## What is required
Using the listing below, report all lines holding the word "icon".
——
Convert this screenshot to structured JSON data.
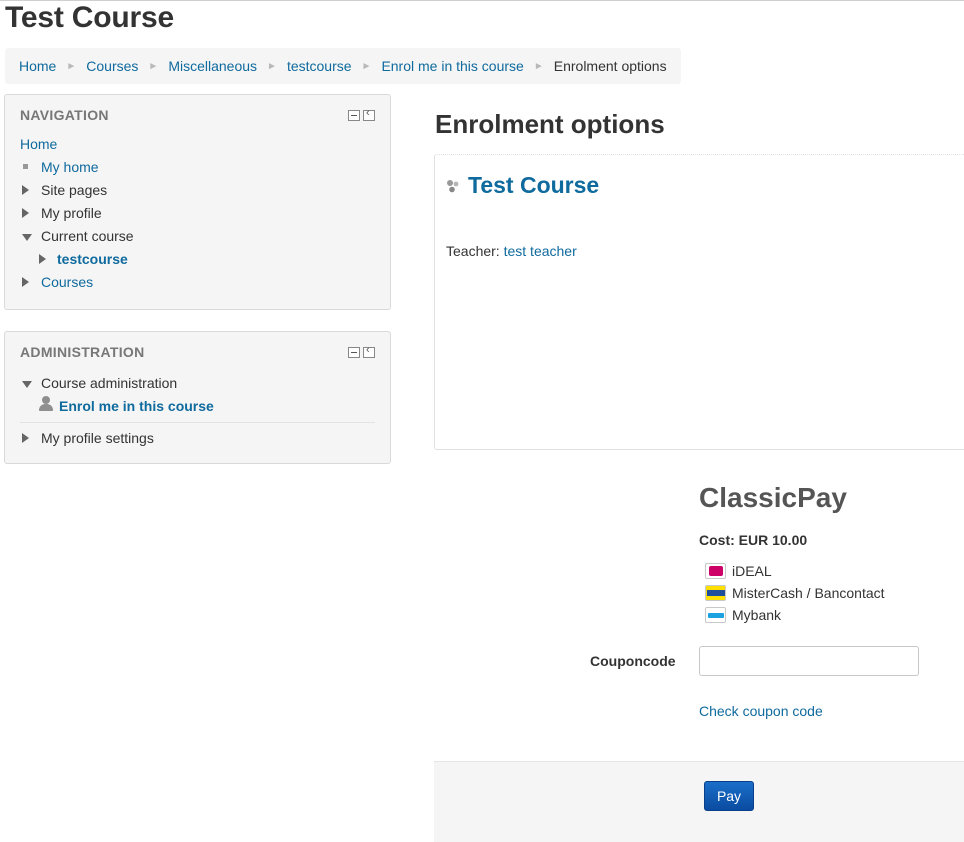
{
  "page": {
    "title": "Test Course"
  },
  "breadcrumb": {
    "items": [
      "Home",
      "Courses",
      "Miscellaneous",
      "testcourse",
      "Enrol me in this course"
    ],
    "current": "Enrolment options",
    "separator": "►"
  },
  "navigation": {
    "title": "NAVIGATION",
    "home": "Home",
    "items": [
      "My home",
      "Site pages",
      "My profile",
      "Current course",
      "testcourse",
      "Courses"
    ]
  },
  "administration": {
    "title": "ADMINISTRATION",
    "course_admin": "Course administration",
    "enrol": "Enrol me in this course",
    "profile_settings": "My profile settings"
  },
  "main": {
    "heading": "Enrolment options",
    "course_name": "Test Course",
    "teacher_label": "Teacher:",
    "teacher_name": "test teacher"
  },
  "payment": {
    "title": "ClassicPay",
    "cost": "Cost: EUR 10.00",
    "methods": [
      "iDEAL",
      "MisterCash / Bancontact",
      "Mybank"
    ],
    "coupon_label": "Couponcode",
    "coupon_value": "",
    "check_coupon": "Check coupon code",
    "pay_button": "Pay"
  },
  "colors": {
    "link": "#0f6a9e",
    "pay_button": "#0a4ba1"
  }
}
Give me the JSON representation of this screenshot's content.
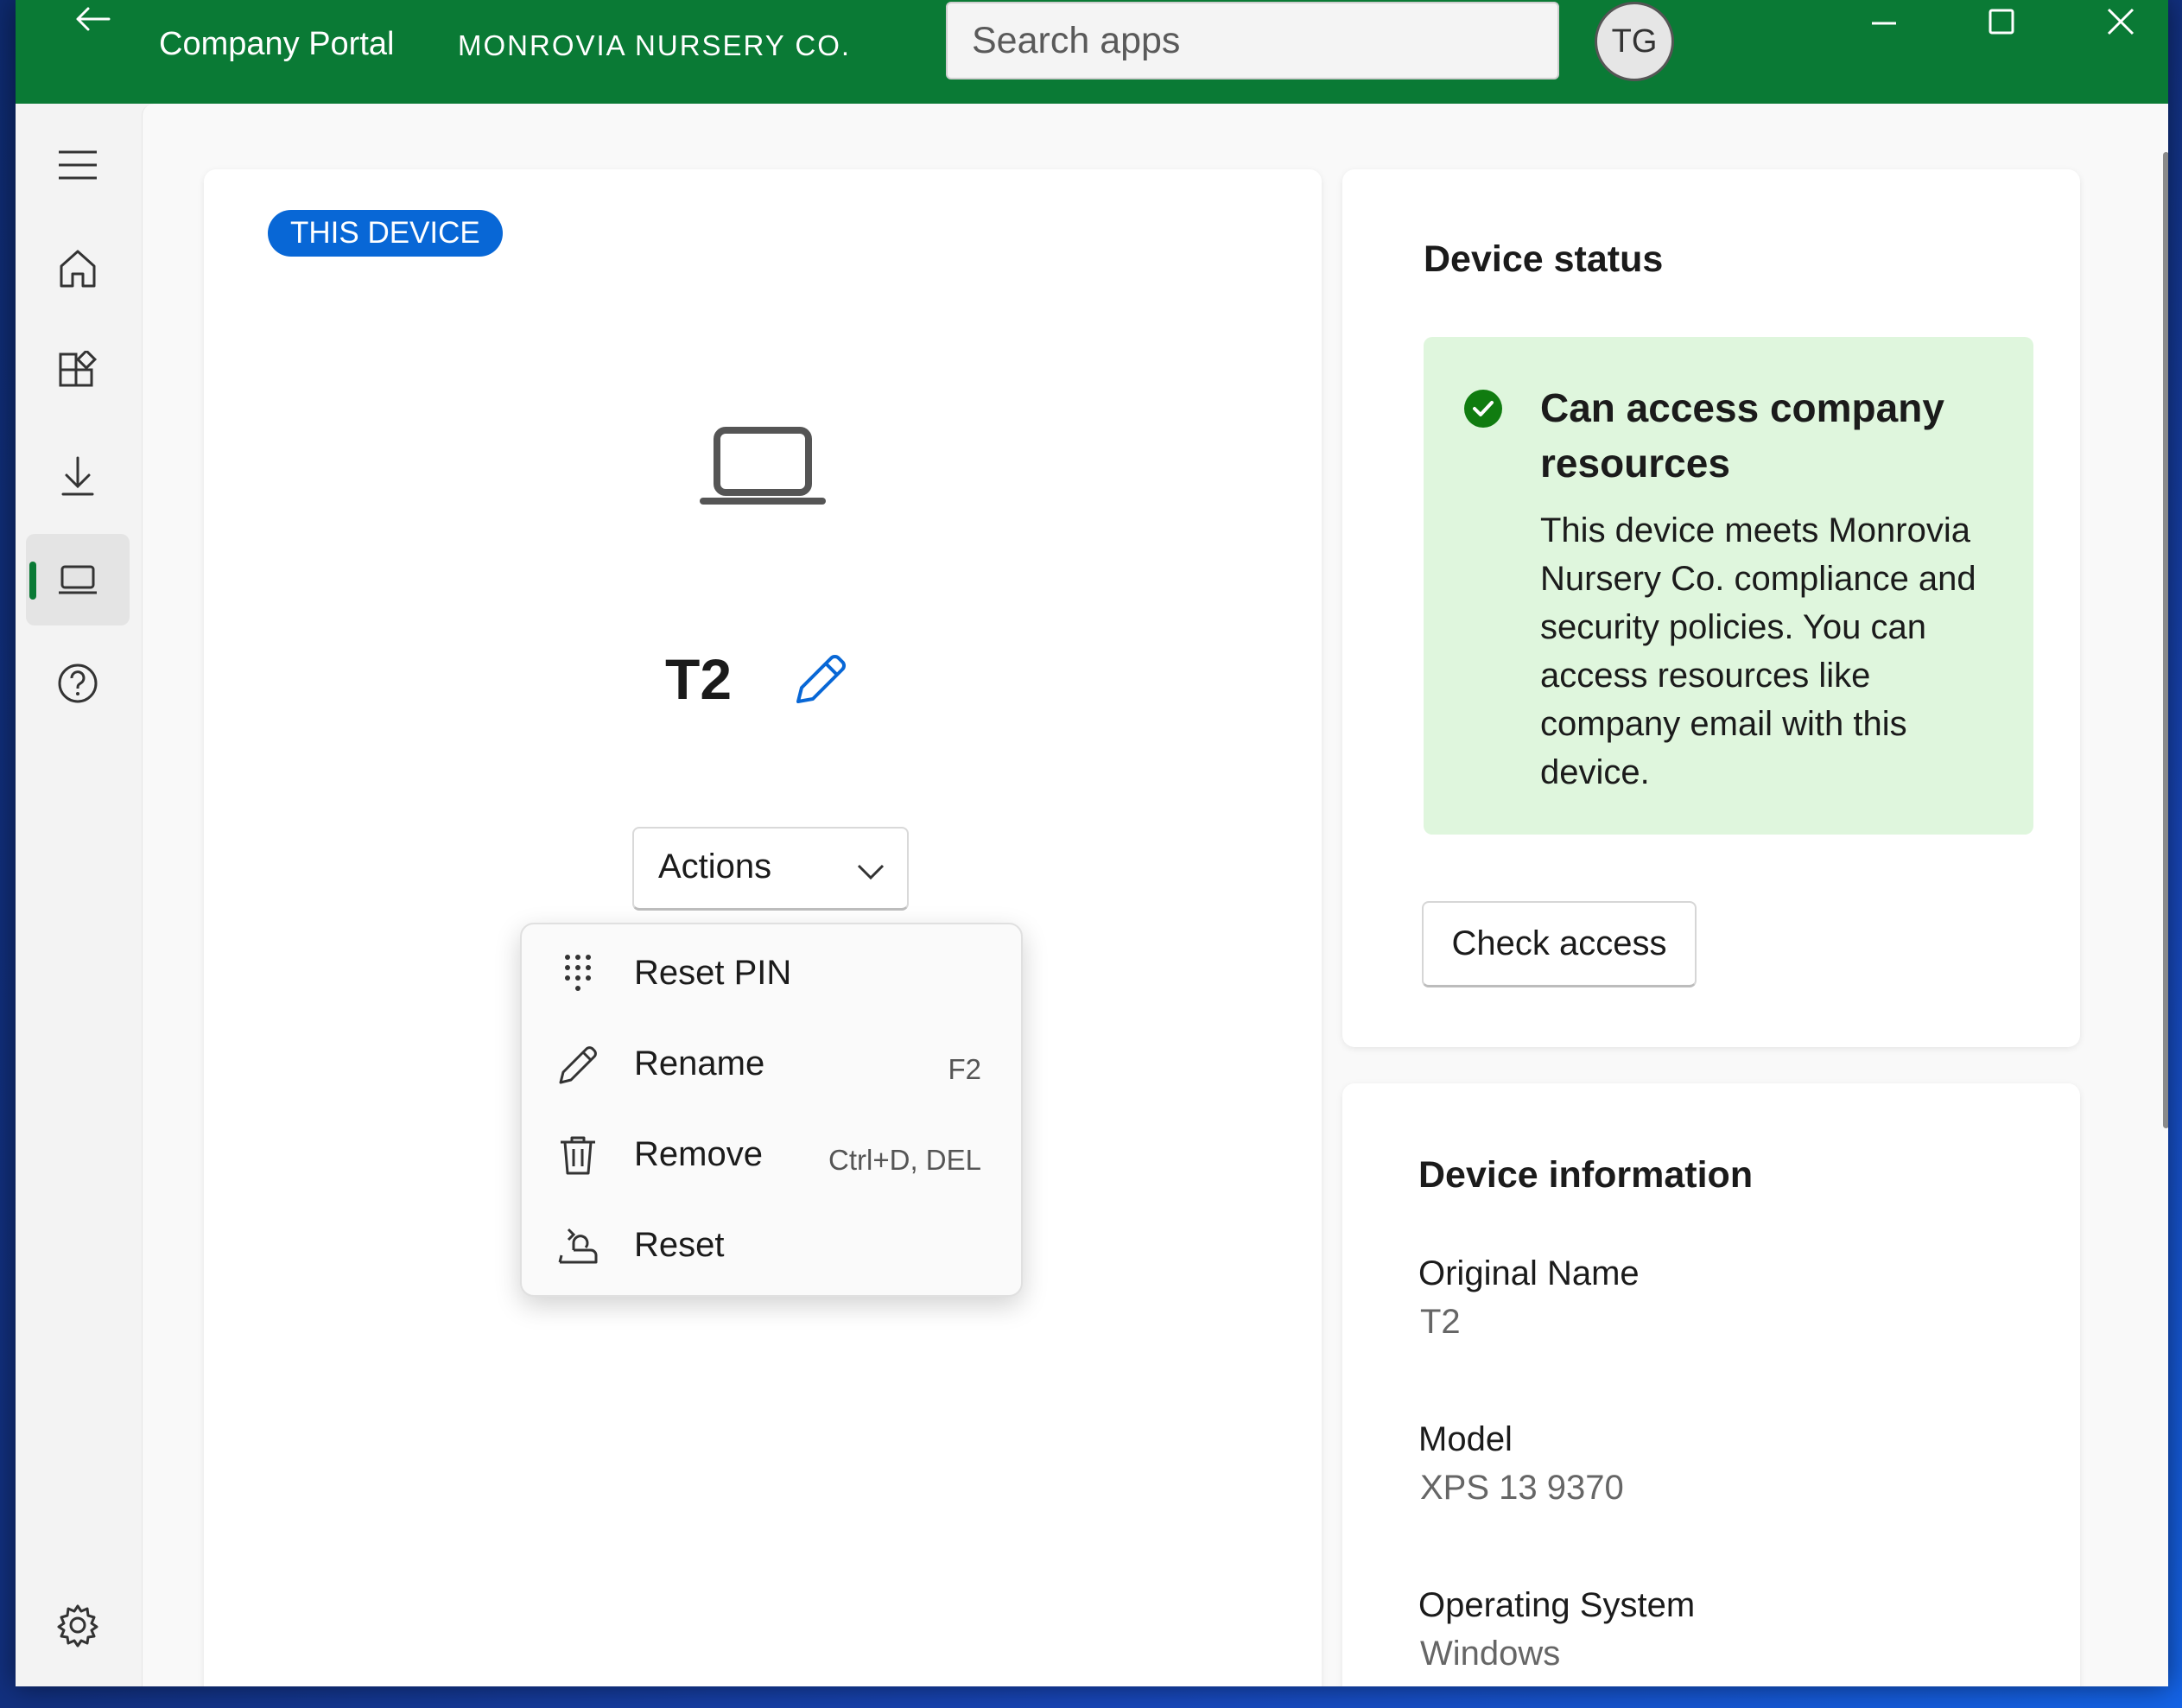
{
  "titlebar": {
    "app_title": "Company Portal",
    "org_name": "MONROVIA NURSERY CO.",
    "search_placeholder": "Search apps",
    "avatar_initials": "TG",
    "accent_color": "#0a7a35"
  },
  "nav": {
    "items": [
      "menu-icon",
      "home-icon",
      "apps-icon",
      "downloads-icon",
      "devices-icon",
      "help-icon",
      "settings-icon"
    ],
    "active": "devices-icon"
  },
  "device": {
    "badge": "THIS DEVICE",
    "name": "T2",
    "actions_label": "Actions",
    "menu": [
      {
        "label": "Reset PIN",
        "shortcut": "",
        "icon": "keypad-icon"
      },
      {
        "label": "Rename",
        "shortcut": "F2",
        "icon": "pencil-icon"
      },
      {
        "label": "Remove",
        "shortcut": "Ctrl+D, DEL",
        "icon": "trash-icon"
      },
      {
        "label": "Reset",
        "shortcut": "",
        "icon": "reset-icon"
      }
    ]
  },
  "status": {
    "heading": "Device status",
    "title": "Can access company resources",
    "description": "This device meets Monrovia Nursery Co. compliance and security policies. You can access resources like company email with this device.",
    "check_button": "Check access",
    "success_color": "#107c10"
  },
  "info": {
    "heading": "Device information",
    "fields": [
      {
        "label": "Original Name",
        "value": "T2"
      },
      {
        "label": "Model",
        "value": "XPS 13 9370"
      },
      {
        "label": "Operating System",
        "value": "Windows"
      }
    ]
  }
}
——
## Response to this exercise
      "menu-icon",
      "home-icon",
      "apps-icon",
      "downloads-icon",
      "devices-icon",
      "help-icon",
      "settings-icon"
    "active": "devices-icon"
        "icon": "keypad-icon"
        "icon": "pencil-icon"
        "icon": "trash-icon"
        "icon": "reset-icon"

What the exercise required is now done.